FROM THE ARCHIVES: 9/11 through a child’s eyes


I remember her eyes. They were clear and blue and filled with tears.

On Tuesday, Sept 11, 2001, Newark Airport, just 15 miles southwest of New York City, was frantic and disorderly.

The strange woman from Manhattan, whose eyes I will never forget, held my face in her hands and in a wet whisper told me a child should never have to go through this.

I remember returning her desperation with indifference. Not cruel indifference, but the indifference of a 12-year-old child — one who cannot understand catastrophe as it unfolds.

She and her husband had flown in from a film festival in Europe. He was tall and thin and had a full beard. He was a screenwriter and she was a casting director for the movies.

I don’t know their names.

She and my mother spoke using words like “tragedy” and “terrible” — words beyond me. I stood by the still, empty luggage carousels alone, annoyed at the prospect of a 12-hour drive home.

I sat on my suitcase, hung my head and pulled out my Gameboy.

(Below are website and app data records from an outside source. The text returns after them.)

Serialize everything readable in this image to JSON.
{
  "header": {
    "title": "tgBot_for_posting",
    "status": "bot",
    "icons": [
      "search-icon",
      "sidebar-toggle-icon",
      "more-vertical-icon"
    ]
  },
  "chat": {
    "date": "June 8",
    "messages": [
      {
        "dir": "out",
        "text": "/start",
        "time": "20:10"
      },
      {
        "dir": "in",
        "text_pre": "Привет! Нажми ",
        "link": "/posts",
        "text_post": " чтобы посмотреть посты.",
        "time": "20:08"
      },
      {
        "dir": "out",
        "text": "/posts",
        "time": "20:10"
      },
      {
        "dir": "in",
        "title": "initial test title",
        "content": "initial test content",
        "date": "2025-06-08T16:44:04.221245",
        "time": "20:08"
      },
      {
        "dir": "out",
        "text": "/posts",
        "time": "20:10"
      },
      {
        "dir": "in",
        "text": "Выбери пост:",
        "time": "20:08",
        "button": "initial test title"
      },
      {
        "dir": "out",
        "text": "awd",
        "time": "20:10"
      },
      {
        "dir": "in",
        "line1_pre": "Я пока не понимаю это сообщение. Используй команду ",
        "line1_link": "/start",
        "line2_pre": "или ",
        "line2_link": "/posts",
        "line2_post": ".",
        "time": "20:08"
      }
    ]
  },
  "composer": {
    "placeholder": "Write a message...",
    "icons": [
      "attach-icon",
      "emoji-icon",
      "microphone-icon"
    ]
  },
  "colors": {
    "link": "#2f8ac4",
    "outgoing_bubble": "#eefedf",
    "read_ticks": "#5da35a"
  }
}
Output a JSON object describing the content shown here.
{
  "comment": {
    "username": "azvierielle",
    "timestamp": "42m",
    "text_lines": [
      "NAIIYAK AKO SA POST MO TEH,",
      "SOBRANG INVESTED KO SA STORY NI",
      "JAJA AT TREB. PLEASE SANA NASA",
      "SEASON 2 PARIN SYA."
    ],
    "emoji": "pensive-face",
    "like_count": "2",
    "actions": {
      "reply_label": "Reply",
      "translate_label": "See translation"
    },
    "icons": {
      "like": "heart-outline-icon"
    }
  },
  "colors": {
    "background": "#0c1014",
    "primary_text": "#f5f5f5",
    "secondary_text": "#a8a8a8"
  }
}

Some people hustled back-and-forth, others frantically dialled their cell phones, and some stood still in shock, like the heavyset man in a Hawaiian T-shirt. In one hand, he held his phone. In the other, his wife’s hand.

He had driven his wife to the airport to catch her flight to Miami and asked his best friend to cover his shift on the 106th floor in the North Tower of the World Trade Center. He couldn’t reach him. I waited with him while my mother went to find a reporter.


When kids in my family turned 12, our parents took us on a trip. Nothing too extravagant — not farther west than Toronto, not farther south than New York.

I wanted to see the Yankees play the Red Sox in Yankee Stadium. I especially wanted to see Derek Jeter.

We booked the tickets in May and got the best bleacher seats money could buy.

It was my first time on a plane and my first time in New York.

The city swallowed me whole. It isn’t clean like Chicago or beautiful like Paris — it’s even a little dehumanizing, the skyscrapers constantly reminding you of your insignificance.

We saw the sights. From the top of the Empire State Building, the city stretched as far as I could see and I was on top of it all. Below me, eight million people shuffled or raced through the maze of streets and avenues.

I took in Times Square and a club sandwich so big it could only have been American.

On Saturday, I went to Yankee Stadium.

It was 90-something-degrees in the bleachers. Derek Jeter didn’t play — sometimes life doesn’t seem fair — but Tino Martinez hit two home runs and my New York beat Boston 9-2.

Our flight was scheduled for Monday, but was delayed until the next morning because of a storm.

Early in the morning of the 11th as we were packing our things, the Today Show was reporting Michael Jordan’s return to the NBA.

“It must be a slow news day,” my mother said, and we caught a taxi to Newark.

Once we were through security and in the plane, we sat on the runway for what seemed like ages.

Over the intercom, in a thick French accent, the pilot said there was a fire in the city and we couldn’t take off.

The stewardess walked to the back of the plane and sat down. Her face was flush and she put it in her hands.

We still weren’t allowed off the plane. A man with a shaved head stood up with his phone at his ear and yelled loud enough so everyone could hear, “A plane flew into the World Trade Center!”

Countless voices rose over his and soon we were ushered off the plane.

Inside the airport was chaos. I couldn’t figure out what the big deal was. It seemed to me things like this, explosions and deaths, happened all the time.

My dad left my mom and me in the airport and went to find a rental car.


The gold sedan was spacious. We threw our luggage in the trunk and sped out to the freeway, leaving the airport behind.

Cars were lined along overpasses, drivers taking pictures of the thick mass of deep grey smoke issuing from the city’s heart.

It was the first tangible thing I had seen of the attack beyond tears and fear.

It was a somber drive. We travelled through New England and let the radio do the talking. Men and women called in asking about loved ones they hadn’t heard from yet. Others called in to give their sympathy. It was the first time I remember hearing the word “terrorism.”

We made it to New Hampshire and I got to a level of Super Mario I’d never reached. We stopped in a Burger King and the sun waned over the quiet rest stop parking lot. I had decided on chicken nuggets.

There was a television in the Burger King. People crowded underneath watching the news. I stood by a stranger and watched the planes hit the towers for the first time. I watched the buildings fall into a pile of rubble.

I didn’t want chicken nuggets anymore and Super Mario seemed childish.

The image of the falling towers replayed in my mind as we drove home.

Slowly, I began to grasp why the woman in the airport had held my face and that she knew my innocence was something worth protecting. By then, in some ways, it was gone.